- DATA FOR THIS TASK -
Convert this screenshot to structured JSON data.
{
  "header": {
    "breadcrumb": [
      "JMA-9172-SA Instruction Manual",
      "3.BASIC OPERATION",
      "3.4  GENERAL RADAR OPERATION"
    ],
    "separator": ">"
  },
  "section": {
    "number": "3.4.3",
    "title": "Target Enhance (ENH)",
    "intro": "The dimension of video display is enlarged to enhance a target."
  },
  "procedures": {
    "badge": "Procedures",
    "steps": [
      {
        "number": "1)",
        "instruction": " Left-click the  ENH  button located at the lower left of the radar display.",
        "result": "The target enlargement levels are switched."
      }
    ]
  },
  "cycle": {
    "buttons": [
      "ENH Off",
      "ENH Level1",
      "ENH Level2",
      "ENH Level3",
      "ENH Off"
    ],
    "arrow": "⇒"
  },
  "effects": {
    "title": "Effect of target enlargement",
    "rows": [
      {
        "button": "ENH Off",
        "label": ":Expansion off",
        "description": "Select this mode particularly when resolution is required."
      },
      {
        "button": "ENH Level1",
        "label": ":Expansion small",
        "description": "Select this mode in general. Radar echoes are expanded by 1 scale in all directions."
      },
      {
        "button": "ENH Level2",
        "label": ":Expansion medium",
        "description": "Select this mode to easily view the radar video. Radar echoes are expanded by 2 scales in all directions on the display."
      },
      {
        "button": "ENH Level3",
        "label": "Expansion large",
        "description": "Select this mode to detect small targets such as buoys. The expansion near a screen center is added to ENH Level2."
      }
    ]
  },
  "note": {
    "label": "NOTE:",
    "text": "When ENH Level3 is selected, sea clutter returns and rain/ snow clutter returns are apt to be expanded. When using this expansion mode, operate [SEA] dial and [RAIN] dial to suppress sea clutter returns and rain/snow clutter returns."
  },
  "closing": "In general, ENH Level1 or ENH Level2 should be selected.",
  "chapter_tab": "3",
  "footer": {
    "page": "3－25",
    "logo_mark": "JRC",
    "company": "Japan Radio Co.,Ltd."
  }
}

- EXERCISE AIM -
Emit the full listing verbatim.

- ANSWER TO THIS TASK -
Convert this screenshot to structured JSON data.
{
  "header": {
    "breadcrumb": [
      "JMA-9172-SA Instruction Manual",
      "3.BASIC OPERATION",
      "3.4  GENERAL RADAR OPERATION"
    ],
    "separator": ">"
  },
  "section": {
    "number": "3.4.3",
    "title": "Target Enhance (ENH)",
    "intro": "The dimension of video display is enlarged to enhance a target."
  },
  "procedures": {
    "badge": "Procedures",
    "steps": [
      {
        "number": "1)",
        "instruction": " Left-click the  ENH  button located at the lower left of the radar display.",
        "result": "The target enlargement levels are switched."
      }
    ]
  },
  "cycle": {
    "buttons": [
      "ENH Off",
      "ENH Level1",
      "ENH Level2",
      "ENH Level3",
      "ENH Off"
    ],
    "arrow": "⇒"
  },
  "effects": {
    "title": "Effect of target enlargement",
    "rows": [
      {
        "button": "ENH Off",
        "label": ":Expansion off",
        "description": "Select this mode particularly when resolution is required."
      },
      {
        "button": "ENH Level1",
        "label": ":Expansion small",
        "description": "Select this mode in general. Radar echoes are expanded by 1 scale in all directions."
      },
      {
        "button": "ENH Level2",
        "label": ":Expansion medium",
        "description": "Select this mode to easily view the radar video. Radar echoes are expanded by 2 scales in all directions on the display."
      },
      {
        "button": "ENH Level3",
        "label": "Expansion large",
        "description": "Select this mode to detect small targets such as buoys. The expansion near a screen center is added to ENH Level2."
      }
    ]
  },
  "note": {
    "label": "NOTE:",
    "text": "When ENH Level3 is selected, sea clutter returns and rain/ snow clutter returns are apt to be expanded. When using this expansion mode, operate [SEA] dial and [RAIN] dial to suppress sea clutter returns and rain/snow clutter returns."
  },
  "closing": "In general, ENH Level1 or ENH Level2 should be selected.",
  "chapter_tab": "3",
  "footer": {
    "page": "3－25",
    "logo_mark": "JRC",
    "company": "Japan Radio Co.,Ltd."
  }
}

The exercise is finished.